How to Appreciate Thrash Metal

by Matt Gerrard

Thrash metal appeared in the 1980s with bands such as "The Big Four": Metallica, Megadeth, Slayer and Anthrax. It's a sub-genre of metal music, characterized primarily by its high-speed and relentless brutality. Though these bands have a huge following, thrash is by nature an acquired taste, not designed to appeal to everyone. However, if you learn to appreciate the elements that appeal to thrash fans, you can understand the difference between a good thrash band and a bad one.

Step 1

Start with the definitive albums by the definitive bands to get a sense of what constitutes thrash metal and makes it unique from the other sub-genres. It's a large genre containing a lot of bands, so you can avoid getting overwhelmed by taking in "the abridged history" of thrash with just three or four albums. Slayer's "Reign In Blood," Metallica's "Kill 'em All" and Megadeth's "Peace Sells" are ideal starting points for understanding thrash.

Step 2

Pay particular attention to the level of musicianship exhibited by the players. Though metal is often dismissed by critics as noise churned out by talentless ingrates, many of them are world-class musicians playing hugely intricate and melodically complex pieces. Metallica's Kirk Hammett and Anthrax's Scott Ian are prime examples of musicians deemed to have elevated the art form.

Step 3

Listen to the obligatory "slow, anthemic track" that appears on most thrash albums. If you're struggling to get around the speed and aggression of thrash music, most albums feature at least one slower song that gradually builds to a crescendo. If you find the volume and anger a little overwhelming, starting with songs such as Metallica's "One" or "Unforgiven" may allow you to appreciate the underlying melodies and counterpoints before the song explodes into cacophony.

Step 4

Try to understand that all music is really a distillation of a given emotion. Music is meant to express everything from hope and joy to rage and despair. Everyone can understand the idea of being furiously angry with the world around them, for whatever reason. Thrash is a sonic interpretation of that anger. Tapping the drums in a light shuffle, turning down the guitars or singing in a velvety falsetto wouldn't really be true to the emotion behind the music. If nothing else, it's easy to commend quality thrash metal on its honesty.

About the Author
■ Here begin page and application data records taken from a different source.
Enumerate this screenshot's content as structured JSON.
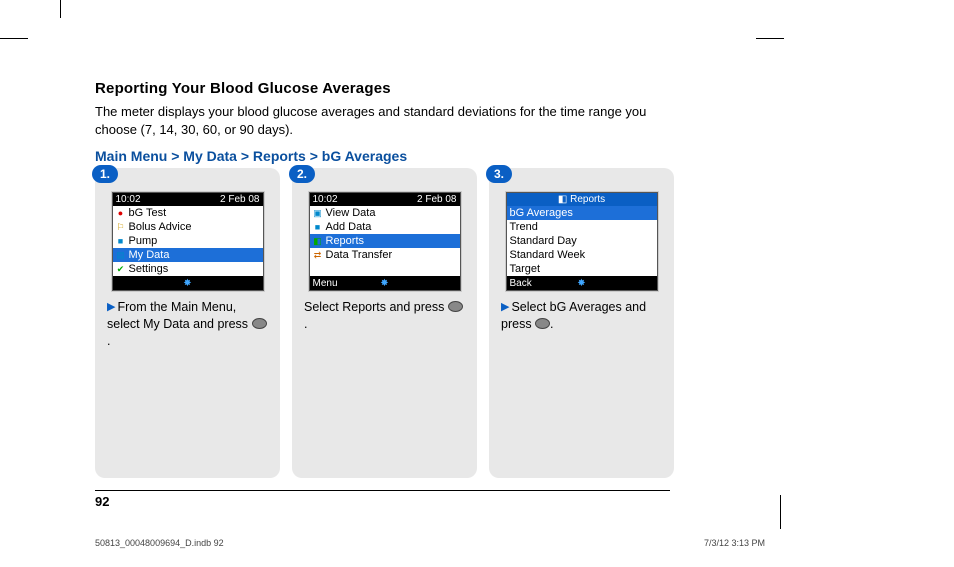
{
  "heading": "Reporting Your Blood Glucose Averages",
  "intro": "The meter displays your blood glucose averages and standard deviations for the time range you choose (7, 14, 30, 60, or 90 days).",
  "breadcrumb": "Main Menu > My Data > Reports > bG Averages",
  "page_number": "92",
  "footer_left": "50813_00048009694_D.indb   92",
  "footer_right": "7/3/12   3:13 PM",
  "steps": [
    {
      "num": "1.",
      "top_time": "10:02",
      "top_date": "2 Feb 08",
      "header": "",
      "items": [
        {
          "icon": "blood-drop-icon",
          "glyph": "●",
          "color": "#d00",
          "label": "bG Test",
          "selected": false
        },
        {
          "icon": "bolus-icon",
          "glyph": "⚐",
          "color": "#c90",
          "label": "Bolus Advice",
          "selected": false
        },
        {
          "icon": "pump-icon",
          "glyph": "■",
          "color": "#08c",
          "label": "Pump",
          "selected": false
        },
        {
          "icon": "folder-icon",
          "glyph": "▤",
          "color": "#08c",
          "label": "My Data",
          "selected": true
        },
        {
          "icon": "check-icon",
          "glyph": "✔",
          "color": "#0a0",
          "label": "Settings",
          "selected": false
        }
      ],
      "bottom_left": "",
      "bt_icon": "✸",
      "caption_lead_arrow": true,
      "caption": "From the Main Menu, select My Data and press ",
      "caption_suffix": "."
    },
    {
      "num": "2.",
      "top_time": "10:02",
      "top_date": "2 Feb 08",
      "header": "",
      "items": [
        {
          "icon": "view-icon",
          "glyph": "▣",
          "color": "#08c",
          "label": "View Data",
          "selected": false
        },
        {
          "icon": "add-icon",
          "glyph": "■",
          "color": "#08c",
          "label": "Add Data",
          "selected": false
        },
        {
          "icon": "chart-icon",
          "glyph": "◧",
          "color": "#0a0",
          "label": "Reports",
          "selected": true
        },
        {
          "icon": "transfer-icon",
          "glyph": "⇄",
          "color": "#c60",
          "label": "Data Transfer",
          "selected": false
        }
      ],
      "bottom_left": "Menu",
      "bt_icon": "✸",
      "caption_lead_arrow": false,
      "caption": "Select Reports and press ",
      "caption_suffix": "."
    },
    {
      "num": "3.",
      "top_time": "",
      "top_date": "",
      "header_icon": "◧",
      "header": "Reports",
      "items": [
        {
          "icon": "",
          "glyph": "",
          "color": "",
          "label": "bG Averages",
          "selected": true
        },
        {
          "icon": "",
          "glyph": "",
          "color": "",
          "label": "Trend",
          "selected": false
        },
        {
          "icon": "",
          "glyph": "",
          "color": "",
          "label": "Standard Day",
          "selected": false
        },
        {
          "icon": "",
          "glyph": "",
          "color": "",
          "label": "Standard Week",
          "selected": false
        },
        {
          "icon": "",
          "glyph": "",
          "color": "",
          "label": "Target",
          "selected": false
        }
      ],
      "bottom_left": "Back",
      "bt_icon": "✸",
      "caption_lead_arrow": true,
      "caption": "Select bG Averages and press ",
      "caption_suffix": "."
    }
  ]
}
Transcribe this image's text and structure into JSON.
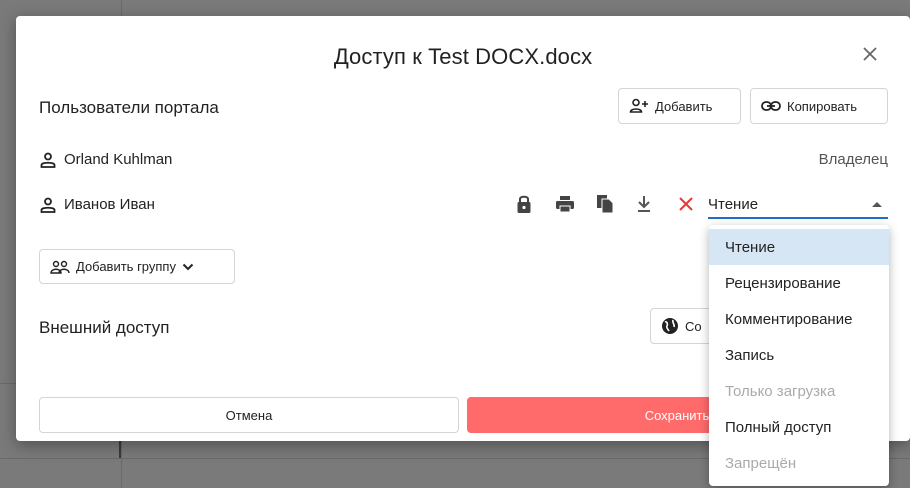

Matt Gerrard began writing in 2002, initially contributing articles about college student culture to "The Gateway" magazine, many of which were republished on the now-defunct Plinth blog. Since then, Gerrard has worked as a technician for musicians, educators, chemists and engineers. He holds a Bachelor of Arts in music technology from DeMontfort University.